2 The procedure
2.1 Indications and current treatments
2.1.1 AF is irregular and rapid beating of the atria. It is the most common type of cardiac arrhythmia. The incidence of AF increases with age.
2.1.2 AF can be classified as paroxysmal, persistent or permanent, depending on duration of episodes and response to treatment. AF can cause fatigue, palpitations, chest pain, shortness of breath and fainting. There is an increased risk of death and stroke.
2.1.3 Medication for AF may aim either to maintain a normal cardiac rhythm or control the rate of the ventricular response, and to reduce the risk of thromboembolism (which may cause stroke). Ablation procedures are used when drug therapy is either not tolerated or is ineffective.
2.2 Outline of the procedure
2.2.1 Thoracoscopic epicardial radiofrequency ablation is carried out with the patient under general anaesthesia. Two or more small incisions are made in the chest wall into which surgical instruments and a thoracoscope are introduced. The right lung is deflated and the right pulmonary veins are accessed via blunt dissection. A bipolar radiofrequency device is inserted through a catheter and positioned around the atrium adjacent to the pulmonary veins. Radiofrequency energy is applied to create full thickness ablation in the myocardium, with the aim of electrically isolating the pulmonary veins. Intraoperative electrophysiological testing may be used to check whether isolation has been achieved. The procedure is repeated on the left pulmonary veins.
2.2.2 The left atrial appendage may be excised during the procedure, to minimise the risk of subsequent thromboembolic events.
Sections 2.3 and 2.4 describe efficacy and safety outcomes from the published literature that the Committee considered as part of the evidence about this procedure. For more detailed information on the evidence, see the overview, available at
2.3 Efficacy
2.3.1 In three case series of 70, 26 and 22 patients with paroxysmal or persistent AF, 93% (65/70), 81% (21/26) and 91% (20/22) were in sinus rhythm at follow-up ranging from 6 to 18 months.
2.3.2 In the case series of 70 patients, 43%, 23% and 14% of patients with paroxysmal AF (n = 42) were using anti-arrhythmic medication at 3, 6 and 12 months, respectively (absolute numbers not reported). In the same study, 61%, 26% and 38% of patients with persistent AF (n = 28) were using anti-arrhythmic medication at 3, 6 and 12 months respectively (absolute numbers not reported). In two case series of 27 and 26 patients, 65% (15 of the 23 patients with follow-up of at least 3 months) and 57% (12 of the 21 patients in sinus rhythm at 6-month follow-up), respectively, were no longer using anti-arrhythmic medication. In the case series of 22 patients, 91% (20/22) had not used anti arrhythmic medication for at least 6 months after the procedure.
2.3.3 The Specialist Advisers considered key efficacy outcomes to include reduced use of anti-arrhythmic medication and decreased burden of AF for patients with paroxysmal AF. One Specialist Adviser stated that the procedure's long-term efficacy was uncertain.
2.4 Safety
2.4.1 The case series of 70 patients reported two major complications: 1 patient required revision surgery 10 days postoperatively because of fistula formation between the left atrium and the oesophagus, and another required angioplasty and stent insertion for stenosis of the circumflex coronary artery 6 weeks after the procedure. A case series of 27 patients reported one case each of right pneumothorax and suspected pericarditis. In the case series of 26 patients, 1 patient required aspiration of pleural effusion.
2.4.2 The Specialist Advisers stated that theoretical and anecdotal adverse events included freedom from sinus tachycardia, injury to the heart or adjacent structures, bleeding from the atrial appendage, coronary artery occlusion, pulmonary vein stenosis and increased risk of arrhythmias postoperatively.
2.5 Other comments
2.5.1 The fact that that some patients had concomitant excision of the left atrial appendage and others did not complicated interpretation of the evidence.

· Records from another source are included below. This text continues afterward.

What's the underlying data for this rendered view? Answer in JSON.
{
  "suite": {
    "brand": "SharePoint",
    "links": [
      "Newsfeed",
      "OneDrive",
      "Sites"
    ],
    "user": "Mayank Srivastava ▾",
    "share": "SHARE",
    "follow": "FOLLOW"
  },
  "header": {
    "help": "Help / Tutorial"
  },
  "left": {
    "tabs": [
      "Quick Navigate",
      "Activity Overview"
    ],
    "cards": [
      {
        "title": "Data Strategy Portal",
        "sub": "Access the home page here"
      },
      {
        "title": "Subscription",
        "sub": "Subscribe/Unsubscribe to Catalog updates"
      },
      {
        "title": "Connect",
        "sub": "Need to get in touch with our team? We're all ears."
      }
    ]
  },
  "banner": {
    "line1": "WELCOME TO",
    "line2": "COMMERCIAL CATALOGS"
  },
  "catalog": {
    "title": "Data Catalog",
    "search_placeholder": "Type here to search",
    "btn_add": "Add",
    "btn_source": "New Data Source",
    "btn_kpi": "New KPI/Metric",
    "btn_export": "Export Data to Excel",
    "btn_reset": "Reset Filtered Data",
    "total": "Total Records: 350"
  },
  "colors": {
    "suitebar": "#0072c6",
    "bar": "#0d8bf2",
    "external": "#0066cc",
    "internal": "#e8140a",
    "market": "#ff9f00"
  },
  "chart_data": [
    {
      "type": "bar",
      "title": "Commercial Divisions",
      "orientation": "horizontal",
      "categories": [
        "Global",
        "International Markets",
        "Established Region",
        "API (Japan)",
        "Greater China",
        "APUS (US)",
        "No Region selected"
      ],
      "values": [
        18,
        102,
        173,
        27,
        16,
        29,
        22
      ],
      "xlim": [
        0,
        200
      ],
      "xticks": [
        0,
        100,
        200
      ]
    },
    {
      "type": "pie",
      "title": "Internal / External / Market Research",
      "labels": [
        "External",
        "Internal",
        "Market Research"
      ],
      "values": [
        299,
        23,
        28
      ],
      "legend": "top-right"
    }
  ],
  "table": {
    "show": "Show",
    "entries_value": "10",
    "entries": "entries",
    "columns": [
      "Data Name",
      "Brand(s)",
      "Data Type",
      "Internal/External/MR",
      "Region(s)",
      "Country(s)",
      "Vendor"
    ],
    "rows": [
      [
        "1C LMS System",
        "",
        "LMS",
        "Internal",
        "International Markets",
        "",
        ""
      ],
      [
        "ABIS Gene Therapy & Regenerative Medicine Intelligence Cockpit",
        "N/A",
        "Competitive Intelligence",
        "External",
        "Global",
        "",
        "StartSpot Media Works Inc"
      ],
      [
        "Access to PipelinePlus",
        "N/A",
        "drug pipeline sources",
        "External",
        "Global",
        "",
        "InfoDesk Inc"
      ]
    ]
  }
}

Bruce Campbell

Chairman, Interventional Procedures Advisory Committee

September 2008

This page was last updated: 30 March 2010